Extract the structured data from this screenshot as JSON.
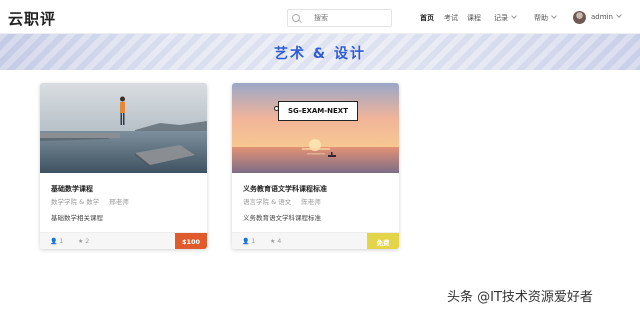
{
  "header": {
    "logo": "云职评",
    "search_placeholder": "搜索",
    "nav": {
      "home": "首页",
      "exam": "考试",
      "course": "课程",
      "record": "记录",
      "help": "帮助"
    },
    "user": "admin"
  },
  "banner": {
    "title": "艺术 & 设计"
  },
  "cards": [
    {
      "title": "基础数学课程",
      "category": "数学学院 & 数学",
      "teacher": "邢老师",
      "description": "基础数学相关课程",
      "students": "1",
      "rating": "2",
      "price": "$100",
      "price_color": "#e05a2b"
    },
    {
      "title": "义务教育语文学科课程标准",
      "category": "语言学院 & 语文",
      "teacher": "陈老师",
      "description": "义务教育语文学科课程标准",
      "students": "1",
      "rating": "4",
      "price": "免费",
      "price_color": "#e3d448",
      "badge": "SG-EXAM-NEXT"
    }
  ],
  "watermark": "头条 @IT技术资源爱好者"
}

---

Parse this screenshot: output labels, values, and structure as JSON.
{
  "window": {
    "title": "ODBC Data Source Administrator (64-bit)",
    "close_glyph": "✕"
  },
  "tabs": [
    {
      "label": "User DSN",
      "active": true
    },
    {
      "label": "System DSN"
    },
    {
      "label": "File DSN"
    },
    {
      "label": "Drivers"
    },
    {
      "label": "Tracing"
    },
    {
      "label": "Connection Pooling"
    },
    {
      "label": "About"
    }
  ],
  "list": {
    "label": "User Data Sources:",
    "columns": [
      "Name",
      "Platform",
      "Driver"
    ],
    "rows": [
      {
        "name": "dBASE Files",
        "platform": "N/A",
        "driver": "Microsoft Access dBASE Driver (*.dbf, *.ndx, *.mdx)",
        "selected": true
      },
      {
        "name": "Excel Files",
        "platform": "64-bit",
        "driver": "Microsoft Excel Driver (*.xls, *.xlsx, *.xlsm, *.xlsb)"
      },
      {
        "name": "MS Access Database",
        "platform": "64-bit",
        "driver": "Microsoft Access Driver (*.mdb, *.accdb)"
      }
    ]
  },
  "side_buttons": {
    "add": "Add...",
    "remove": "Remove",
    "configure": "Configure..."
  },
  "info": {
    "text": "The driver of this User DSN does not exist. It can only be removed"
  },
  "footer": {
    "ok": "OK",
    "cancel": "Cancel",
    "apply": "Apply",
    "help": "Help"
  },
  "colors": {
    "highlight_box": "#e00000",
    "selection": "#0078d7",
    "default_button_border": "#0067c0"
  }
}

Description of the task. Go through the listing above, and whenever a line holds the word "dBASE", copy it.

Reply to the task.
        "name": "dBASE Files",
        "driver": "Microsoft Access dBASE Driver (*.dbf, *.ndx, *.mdx)",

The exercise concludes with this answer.